INSTRUCTIONS FOR THE TASK —
There is a line containing "Extract the structured" in the records below. Repeat it and every line after it, exactly, through the final line, but no pictures.

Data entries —
════════════════
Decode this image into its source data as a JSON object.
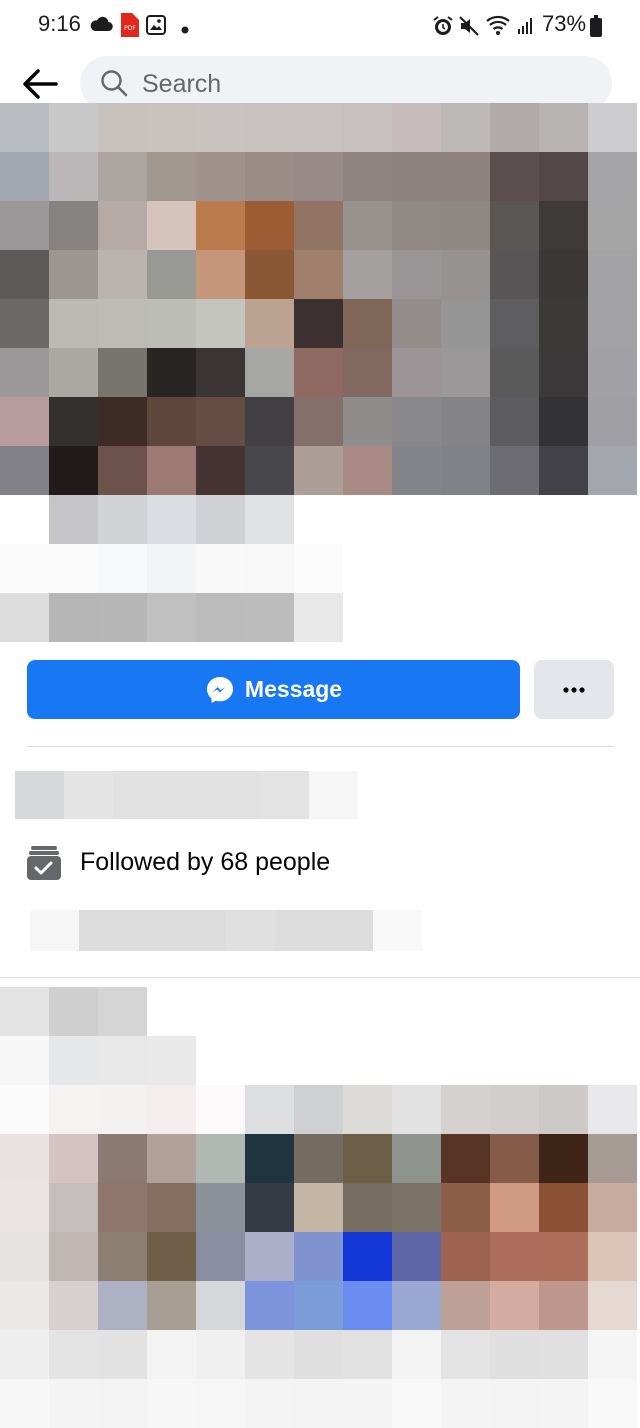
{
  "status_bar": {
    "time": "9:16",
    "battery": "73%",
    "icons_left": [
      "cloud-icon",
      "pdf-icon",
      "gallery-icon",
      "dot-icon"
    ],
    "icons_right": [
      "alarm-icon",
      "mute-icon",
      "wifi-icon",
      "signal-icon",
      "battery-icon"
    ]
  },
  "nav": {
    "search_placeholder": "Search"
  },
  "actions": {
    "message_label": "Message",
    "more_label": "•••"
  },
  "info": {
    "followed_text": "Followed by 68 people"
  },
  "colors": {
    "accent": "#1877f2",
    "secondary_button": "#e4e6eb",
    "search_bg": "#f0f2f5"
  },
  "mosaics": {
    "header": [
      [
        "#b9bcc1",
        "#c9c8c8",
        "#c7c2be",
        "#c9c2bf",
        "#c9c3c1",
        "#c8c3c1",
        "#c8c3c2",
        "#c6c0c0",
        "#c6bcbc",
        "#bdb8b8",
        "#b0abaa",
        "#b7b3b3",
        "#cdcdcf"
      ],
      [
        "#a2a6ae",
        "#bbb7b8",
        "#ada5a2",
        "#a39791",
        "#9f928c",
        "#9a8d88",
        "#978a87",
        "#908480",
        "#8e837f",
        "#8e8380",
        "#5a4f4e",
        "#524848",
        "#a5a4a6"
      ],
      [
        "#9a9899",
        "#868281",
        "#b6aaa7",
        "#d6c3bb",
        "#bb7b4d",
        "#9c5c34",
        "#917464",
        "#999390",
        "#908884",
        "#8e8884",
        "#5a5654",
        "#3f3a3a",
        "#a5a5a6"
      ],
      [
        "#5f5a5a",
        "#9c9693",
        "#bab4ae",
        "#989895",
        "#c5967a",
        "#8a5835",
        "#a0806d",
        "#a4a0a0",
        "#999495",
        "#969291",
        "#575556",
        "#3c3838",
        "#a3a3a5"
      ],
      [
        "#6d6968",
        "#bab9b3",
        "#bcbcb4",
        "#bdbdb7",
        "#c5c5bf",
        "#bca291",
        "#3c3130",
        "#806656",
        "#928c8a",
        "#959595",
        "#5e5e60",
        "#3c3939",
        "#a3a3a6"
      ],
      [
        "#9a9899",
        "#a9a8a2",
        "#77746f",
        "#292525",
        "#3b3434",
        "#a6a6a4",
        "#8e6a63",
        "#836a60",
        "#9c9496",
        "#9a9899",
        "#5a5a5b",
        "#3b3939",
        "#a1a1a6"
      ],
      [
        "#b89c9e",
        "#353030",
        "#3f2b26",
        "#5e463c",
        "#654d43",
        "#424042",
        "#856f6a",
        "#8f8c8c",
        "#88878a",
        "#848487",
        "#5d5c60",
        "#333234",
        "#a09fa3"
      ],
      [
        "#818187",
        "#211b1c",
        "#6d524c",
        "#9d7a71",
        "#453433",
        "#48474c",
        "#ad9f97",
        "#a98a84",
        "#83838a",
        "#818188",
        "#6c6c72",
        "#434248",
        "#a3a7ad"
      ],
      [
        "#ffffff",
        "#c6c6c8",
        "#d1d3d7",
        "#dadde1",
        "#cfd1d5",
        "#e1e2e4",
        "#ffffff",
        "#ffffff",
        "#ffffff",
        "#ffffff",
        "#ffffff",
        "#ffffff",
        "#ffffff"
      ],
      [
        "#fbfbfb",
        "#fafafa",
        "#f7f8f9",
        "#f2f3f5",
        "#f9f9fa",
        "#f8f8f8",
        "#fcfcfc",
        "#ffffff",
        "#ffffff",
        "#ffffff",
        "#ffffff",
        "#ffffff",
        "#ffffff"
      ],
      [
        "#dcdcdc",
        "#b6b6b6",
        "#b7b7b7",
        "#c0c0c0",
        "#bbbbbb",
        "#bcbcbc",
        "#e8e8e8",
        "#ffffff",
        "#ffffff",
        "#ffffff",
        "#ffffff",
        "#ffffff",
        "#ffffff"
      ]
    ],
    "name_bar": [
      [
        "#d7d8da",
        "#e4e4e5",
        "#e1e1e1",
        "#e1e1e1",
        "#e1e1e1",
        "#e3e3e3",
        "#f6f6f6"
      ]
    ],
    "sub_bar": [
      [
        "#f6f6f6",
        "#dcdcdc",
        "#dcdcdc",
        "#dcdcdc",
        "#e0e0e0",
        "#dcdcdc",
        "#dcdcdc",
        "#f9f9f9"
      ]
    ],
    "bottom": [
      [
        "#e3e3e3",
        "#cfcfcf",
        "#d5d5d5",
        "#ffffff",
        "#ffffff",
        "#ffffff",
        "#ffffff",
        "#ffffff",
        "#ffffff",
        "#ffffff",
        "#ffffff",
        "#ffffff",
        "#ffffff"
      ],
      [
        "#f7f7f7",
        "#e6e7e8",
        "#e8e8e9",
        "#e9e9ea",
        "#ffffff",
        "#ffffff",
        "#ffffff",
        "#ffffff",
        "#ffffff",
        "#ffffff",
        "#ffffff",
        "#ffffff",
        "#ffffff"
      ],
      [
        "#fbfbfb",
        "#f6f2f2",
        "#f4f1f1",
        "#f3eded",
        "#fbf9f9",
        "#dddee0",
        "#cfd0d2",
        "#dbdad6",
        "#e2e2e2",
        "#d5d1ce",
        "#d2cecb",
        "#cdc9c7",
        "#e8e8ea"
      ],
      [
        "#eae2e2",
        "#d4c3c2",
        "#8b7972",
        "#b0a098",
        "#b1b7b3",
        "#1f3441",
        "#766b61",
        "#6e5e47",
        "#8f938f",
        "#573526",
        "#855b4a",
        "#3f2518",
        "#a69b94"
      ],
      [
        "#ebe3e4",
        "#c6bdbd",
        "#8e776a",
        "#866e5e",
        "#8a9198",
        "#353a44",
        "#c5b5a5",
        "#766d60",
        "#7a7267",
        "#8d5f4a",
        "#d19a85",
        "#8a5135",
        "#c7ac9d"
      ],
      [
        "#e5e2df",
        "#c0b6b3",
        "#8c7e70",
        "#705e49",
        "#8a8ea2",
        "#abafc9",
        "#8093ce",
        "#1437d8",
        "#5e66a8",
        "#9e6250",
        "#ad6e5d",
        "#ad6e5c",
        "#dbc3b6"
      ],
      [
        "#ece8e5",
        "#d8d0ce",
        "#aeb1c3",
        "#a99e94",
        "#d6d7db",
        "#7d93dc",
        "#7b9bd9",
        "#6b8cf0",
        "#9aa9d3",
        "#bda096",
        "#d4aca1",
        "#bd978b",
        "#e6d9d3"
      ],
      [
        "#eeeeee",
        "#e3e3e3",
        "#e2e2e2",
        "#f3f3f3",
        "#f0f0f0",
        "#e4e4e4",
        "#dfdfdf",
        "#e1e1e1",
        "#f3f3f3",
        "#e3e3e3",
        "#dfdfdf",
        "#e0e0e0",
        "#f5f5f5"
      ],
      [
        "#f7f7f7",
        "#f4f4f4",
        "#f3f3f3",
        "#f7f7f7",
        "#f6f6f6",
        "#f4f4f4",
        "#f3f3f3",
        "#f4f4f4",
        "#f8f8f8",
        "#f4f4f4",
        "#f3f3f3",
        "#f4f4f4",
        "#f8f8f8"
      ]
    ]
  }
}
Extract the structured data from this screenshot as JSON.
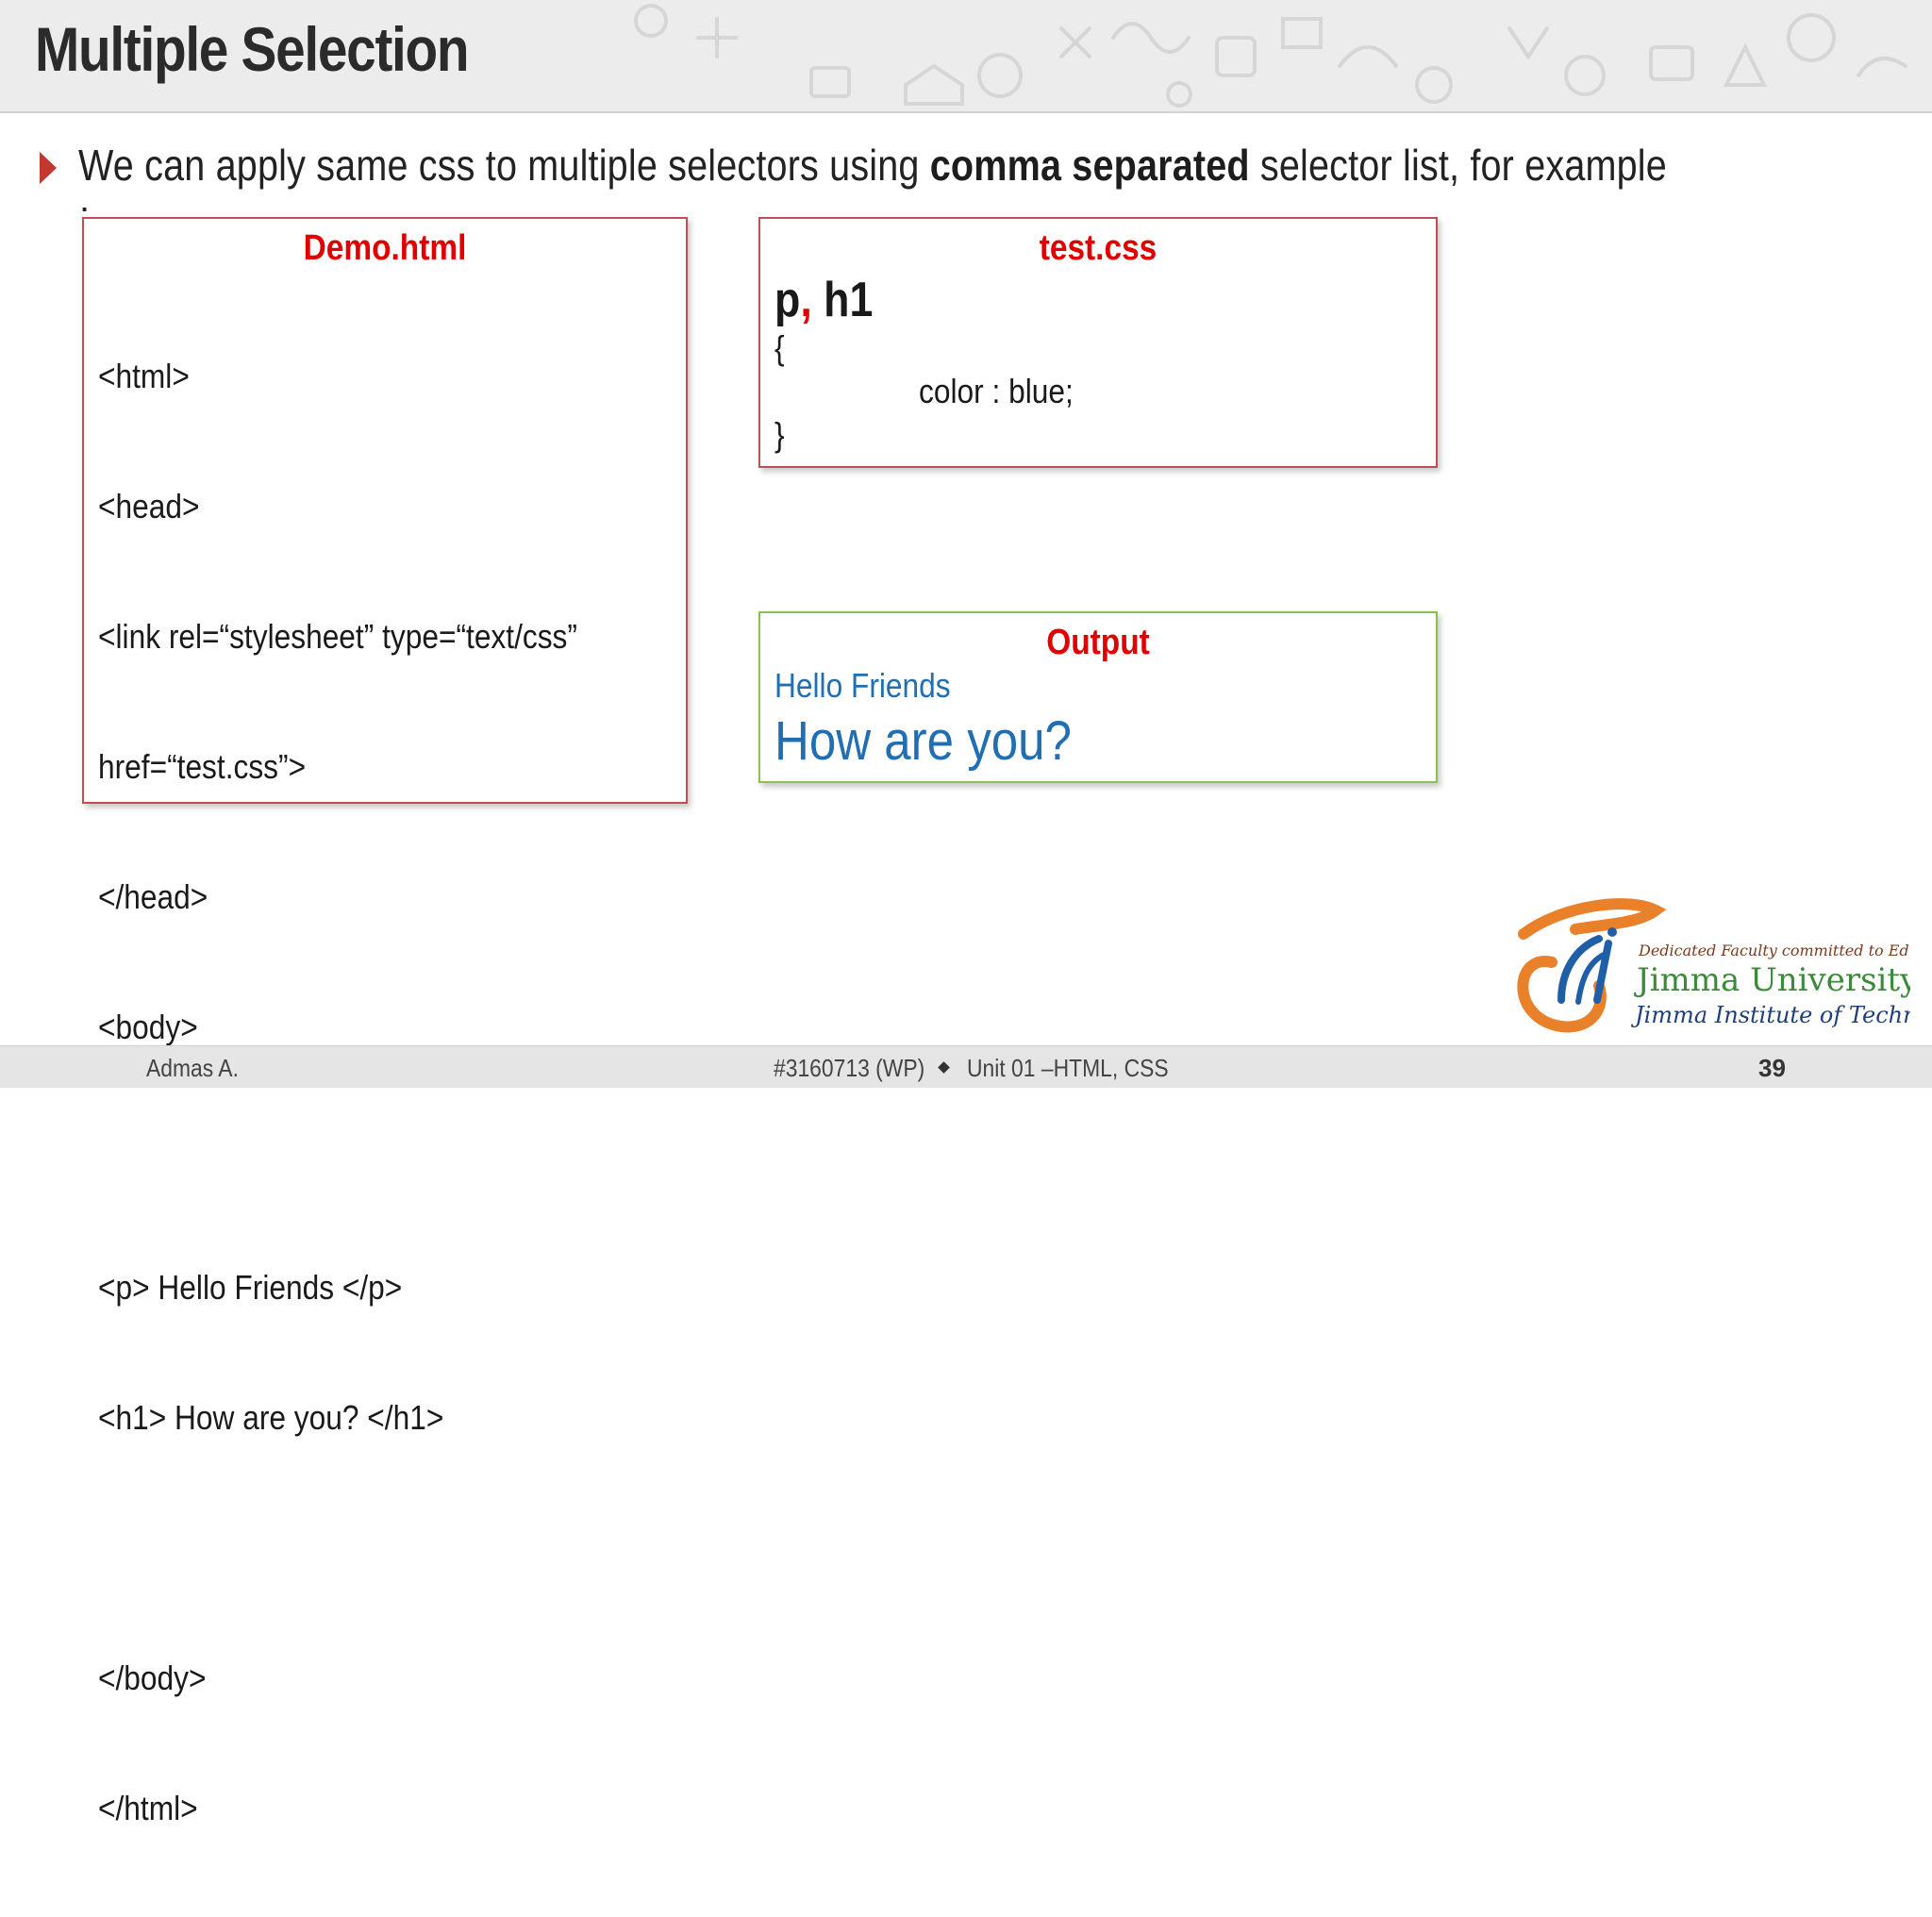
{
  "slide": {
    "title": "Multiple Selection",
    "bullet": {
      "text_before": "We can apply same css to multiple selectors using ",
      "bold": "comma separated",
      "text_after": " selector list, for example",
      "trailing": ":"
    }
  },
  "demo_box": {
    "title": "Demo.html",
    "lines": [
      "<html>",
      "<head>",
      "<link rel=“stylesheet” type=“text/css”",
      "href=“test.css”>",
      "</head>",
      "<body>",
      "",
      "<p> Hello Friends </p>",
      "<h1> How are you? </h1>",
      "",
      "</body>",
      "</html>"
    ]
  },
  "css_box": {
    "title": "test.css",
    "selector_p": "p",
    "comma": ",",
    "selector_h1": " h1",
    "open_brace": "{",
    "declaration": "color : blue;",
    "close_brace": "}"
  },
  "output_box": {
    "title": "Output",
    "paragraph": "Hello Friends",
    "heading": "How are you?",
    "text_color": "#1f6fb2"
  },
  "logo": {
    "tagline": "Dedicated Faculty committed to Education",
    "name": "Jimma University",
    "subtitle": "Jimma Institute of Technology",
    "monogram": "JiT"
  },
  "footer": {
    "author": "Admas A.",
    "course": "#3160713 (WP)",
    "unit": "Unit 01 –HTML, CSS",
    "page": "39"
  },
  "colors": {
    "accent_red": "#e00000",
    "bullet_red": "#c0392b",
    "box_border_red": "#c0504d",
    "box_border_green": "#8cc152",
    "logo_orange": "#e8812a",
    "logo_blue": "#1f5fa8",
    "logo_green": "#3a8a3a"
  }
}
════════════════
COMPLETED EXERCISE —
Extract the structured data from this screenshot as JSON.
{
  "slide": {
    "title": "Multiple Selection",
    "bullet": {
      "text_before": "We can apply same css to multiple selectors using ",
      "bold": "comma separated",
      "text_after": " selector list, for example",
      "trailing": ":"
    }
  },
  "demo_box": {
    "title": "Demo.html",
    "lines": [
      "<html>",
      "<head>",
      "<link rel=“stylesheet” type=“text/css”",
      "href=“test.css”>",
      "</head>",
      "<body>",
      "",
      "<p> Hello Friends </p>",
      "<h1> How are you? </h1>",
      "",
      "</body>",
      "</html>"
    ]
  },
  "css_box": {
    "title": "test.css",
    "selector_p": "p",
    "comma": ",",
    "selector_h1": " h1",
    "open_brace": "{",
    "declaration": "color : blue;",
    "close_brace": "}"
  },
  "output_box": {
    "title": "Output",
    "paragraph": "Hello Friends",
    "heading": "How are you?",
    "text_color": "#1f6fb2"
  },
  "logo": {
    "tagline": "Dedicated Faculty committed to Education",
    "name": "Jimma University",
    "subtitle": "Jimma Institute of Technology",
    "monogram": "JiT"
  },
  "footer": {
    "author": "Admas A.",
    "course": "#3160713 (WP)",
    "unit": "Unit 01 –HTML, CSS",
    "page": "39"
  },
  "colors": {
    "accent_red": "#e00000",
    "bullet_red": "#c0392b",
    "box_border_red": "#c0504d",
    "box_border_green": "#8cc152",
    "logo_orange": "#e8812a",
    "logo_blue": "#1f5fa8",
    "logo_green": "#3a8a3a"
  }
}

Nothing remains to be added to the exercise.